The undisputed highlight was a dated onion wine bottle with a large crisp seal, Philip Bennett 1707. Not only was this full-bodied bottle a sought-after early pre-1710 example, it was an unusually small size at 5in (13cm) tall. Originally bought by the vendor together with two other bottles from a Kensington Church Street glass dealer for £3200 in the last decade or so, it proved a solid investment, selling to an English collector at £11,000.

“The serious bottle market has really taken-off in the last two or three years,” said Alan Blakeman.

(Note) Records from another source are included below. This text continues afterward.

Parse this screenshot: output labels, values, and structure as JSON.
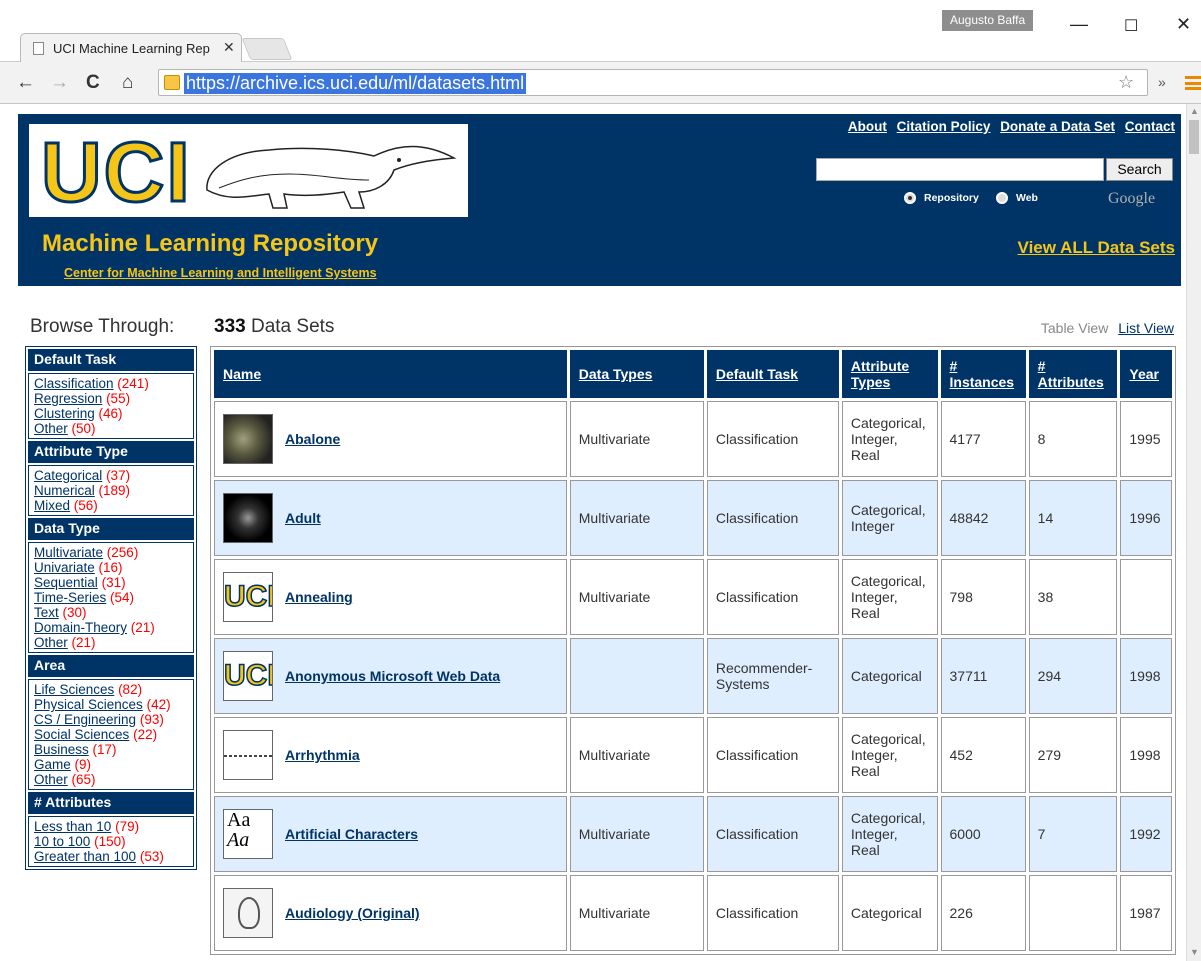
{
  "browser": {
    "tab_title": "UCI Machine Learning Rep",
    "profile_name": "Augusto Baffa",
    "url": "https://archive.ics.uci.edu/ml/datasets.html"
  },
  "header": {
    "logo_text": "UCI",
    "site_title": "Machine Learning Repository",
    "site_subtitle": "Center for Machine Learning and Intelligent Systems",
    "links": [
      "About",
      "Citation Policy",
      "Donate a Data Set",
      "Contact"
    ],
    "search_button": "Search",
    "radio_repository": "Repository",
    "radio_web": "Web",
    "google_label": "Google",
    "view_all": "View ALL Data Sets"
  },
  "browse": {
    "heading": "Browse Through:",
    "count": "333",
    "count_label": "Data Sets",
    "table_view": "Table View",
    "list_view": "List View"
  },
  "sidebar": [
    {
      "title": "Default Task",
      "items": [
        {
          "label": "Classification",
          "count": "(241)"
        },
        {
          "label": "Regression",
          "count": "(55)"
        },
        {
          "label": "Clustering",
          "count": "(46)"
        },
        {
          "label": "Other",
          "count": "(50)"
        }
      ]
    },
    {
      "title": "Attribute Type",
      "items": [
        {
          "label": "Categorical",
          "count": "(37)"
        },
        {
          "label": "Numerical",
          "count": "(189)"
        },
        {
          "label": "Mixed",
          "count": "(56)"
        }
      ]
    },
    {
      "title": "Data Type",
      "items": [
        {
          "label": "Multivariate",
          "count": "(256)"
        },
        {
          "label": "Univariate",
          "count": "(16)"
        },
        {
          "label": "Sequential",
          "count": "(31)"
        },
        {
          "label": "Time-Series",
          "count": "(54)"
        },
        {
          "label": "Text",
          "count": "(30)"
        },
        {
          "label": "Domain-Theory",
          "count": "(21)"
        },
        {
          "label": "Other",
          "count": "(21)"
        }
      ]
    },
    {
      "title": "Area",
      "items": [
        {
          "label": "Life Sciences",
          "count": "(82)"
        },
        {
          "label": "Physical Sciences",
          "count": "(42)"
        },
        {
          "label": "CS / Engineering",
          "count": "(93)"
        },
        {
          "label": "Social Sciences",
          "count": "(22)"
        },
        {
          "label": "Business",
          "count": "(17)"
        },
        {
          "label": "Game",
          "count": "(9)"
        },
        {
          "label": "Other",
          "count": "(65)"
        }
      ]
    },
    {
      "title": "# Attributes",
      "items": [
        {
          "label": "Less than 10",
          "count": "(79)"
        },
        {
          "label": "10 to 100",
          "count": "(150)"
        },
        {
          "label": "Greater than 100",
          "count": "(53)"
        }
      ]
    }
  ],
  "table": {
    "headers": [
      "Name",
      "Data Types",
      "Default Task",
      "Attribute Types",
      "# Instances",
      "# Attributes",
      "Year"
    ],
    "rows": [
      {
        "thumb": "dark",
        "name": "Abalone",
        "data_types": "Multivariate",
        "task": "Classification",
        "attr_types": "Categorical, Integer, Real",
        "instances": "4177",
        "attributes": "8",
        "year": "1995"
      },
      {
        "thumb": "black",
        "name": "Adult",
        "data_types": "Multivariate",
        "task": "Classification",
        "attr_types": "Categorical, Integer",
        "instances": "48842",
        "attributes": "14",
        "year": "1996"
      },
      {
        "thumb": "uci",
        "name": "Annealing",
        "data_types": "Multivariate",
        "task": "Classification",
        "attr_types": "Categorical, Integer, Real",
        "instances": "798",
        "attributes": "38",
        "year": ""
      },
      {
        "thumb": "uci",
        "name": "Anonymous Microsoft Web Data",
        "data_types": "",
        "task": "Recommender-Systems",
        "attr_types": "Categorical",
        "instances": "37711",
        "attributes": "294",
        "year": "1998"
      },
      {
        "thumb": "ecg",
        "name": "Arrhythmia",
        "data_types": "Multivariate",
        "task": "Classification",
        "attr_types": "Categorical, Integer, Real",
        "instances": "452",
        "attributes": "279",
        "year": "1998"
      },
      {
        "thumb": "aa",
        "name": "Artificial Characters",
        "data_types": "Multivariate",
        "task": "Classification",
        "attr_types": "Categorical, Integer, Real",
        "instances": "6000",
        "attributes": "7",
        "year": "1992"
      },
      {
        "thumb": "ear",
        "name": "Audiology (Original)",
        "data_types": "Multivariate",
        "task": "Classification",
        "attr_types": "Categorical",
        "instances": "226",
        "attributes": "",
        "year": "1987"
      }
    ]
  }
}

The strength of this market was confirmed by the price bid for the second bottle bought by this vendor from the Kensington Church Street glass dealer and consigned here.

The dark olive green dated sealed bladder bottle, R.H. 1733, had a more unusual form than the onion bottle and fetched £7500 from a German collector.

Elsewhere, a punchy £3200 was placed by a UK collector to secure a stoneware Crimean War reform flask impressed Peace Proclaimed April 29 1856 and War Declared March 28 1854. Formerly in the Bob Davidson collection (the majority of which was dispersed two years ago at BBR), this had been bought from a different Kensington Church Street dealer within the last decade for £975.

BBR Auctions, Elsecar, July 6
Buyer’s premium: 10 per cent